Your copy should match the records exactly, apart from the pictures, which stay out.
________
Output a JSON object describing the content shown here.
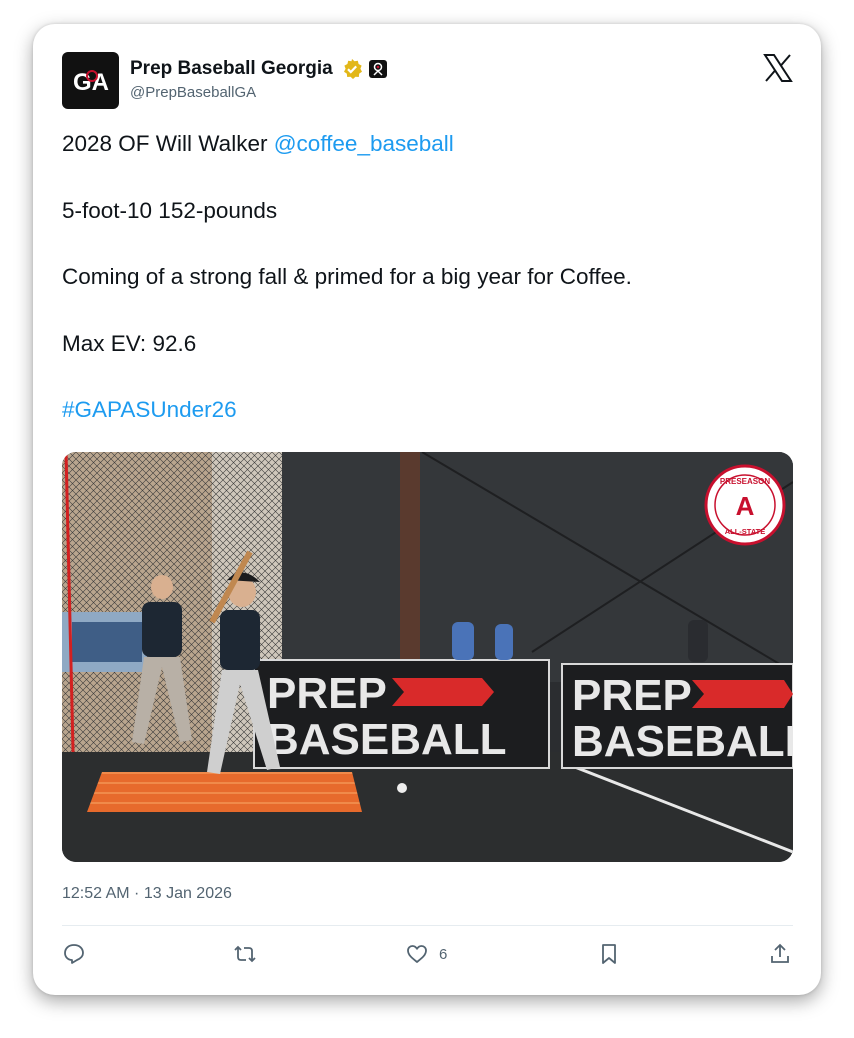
{
  "author": {
    "display_name": "Prep Baseball Georgia",
    "handle": "@PrepBaseballGA",
    "avatar_text": "GA"
  },
  "tweet": {
    "line1_prefix": "2028 OF Will Walker ",
    "line1_mention": "@coffee_baseball",
    "line2": "5-foot-10 152-pounds",
    "line3": "Coming of a strong fall & primed for a big year for Coffee.",
    "line4": "Max EV: 92.6",
    "hashtag": "#GAPASUnder26"
  },
  "media": {
    "banner_word1": "PREP",
    "banner_word2": "BASEBALL",
    "badge_top": "PRESEASON",
    "badge_bottom": "ALL-STATE",
    "badge_center": "A"
  },
  "timestamp": "12:52 AM · 13 Jan 2026",
  "actions": {
    "like_count": "6"
  },
  "colors": {
    "link": "#1d9bf0",
    "text": "#0f1419",
    "muted": "#536471",
    "verified_gold": "#e2b719"
  },
  "icons": [
    "x-logo-icon",
    "verified-badge-icon",
    "affiliate-badge-icon",
    "reply-icon",
    "retweet-icon",
    "like-icon",
    "bookmark-icon",
    "share-icon"
  ]
}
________
Task answer:
Output a JSON object describing the content shown here.
{
  "author": {
    "display_name": "Prep Baseball Georgia",
    "handle": "@PrepBaseballGA",
    "avatar_text": "GA"
  },
  "tweet": {
    "line1_prefix": "2028 OF Will Walker ",
    "line1_mention": "@coffee_baseball",
    "line2": "5-foot-10 152-pounds",
    "line3": "Coming of a strong fall & primed for a big year for Coffee.",
    "line4": "Max EV: 92.6",
    "hashtag": "#GAPASUnder26"
  },
  "media": {
    "banner_word1": "PREP",
    "banner_word2": "BASEBALL",
    "badge_top": "PRESEASON",
    "badge_bottom": "ALL-STATE",
    "badge_center": "A"
  },
  "timestamp": "12:52 AM · 13 Jan 2026",
  "actions": {
    "like_count": "6"
  },
  "colors": {
    "link": "#1d9bf0",
    "text": "#0f1419",
    "muted": "#536471",
    "verified_gold": "#e2b719"
  },
  "icons": [
    "x-logo-icon",
    "verified-badge-icon",
    "affiliate-badge-icon",
    "reply-icon",
    "retweet-icon",
    "like-icon",
    "bookmark-icon",
    "share-icon"
  ]
}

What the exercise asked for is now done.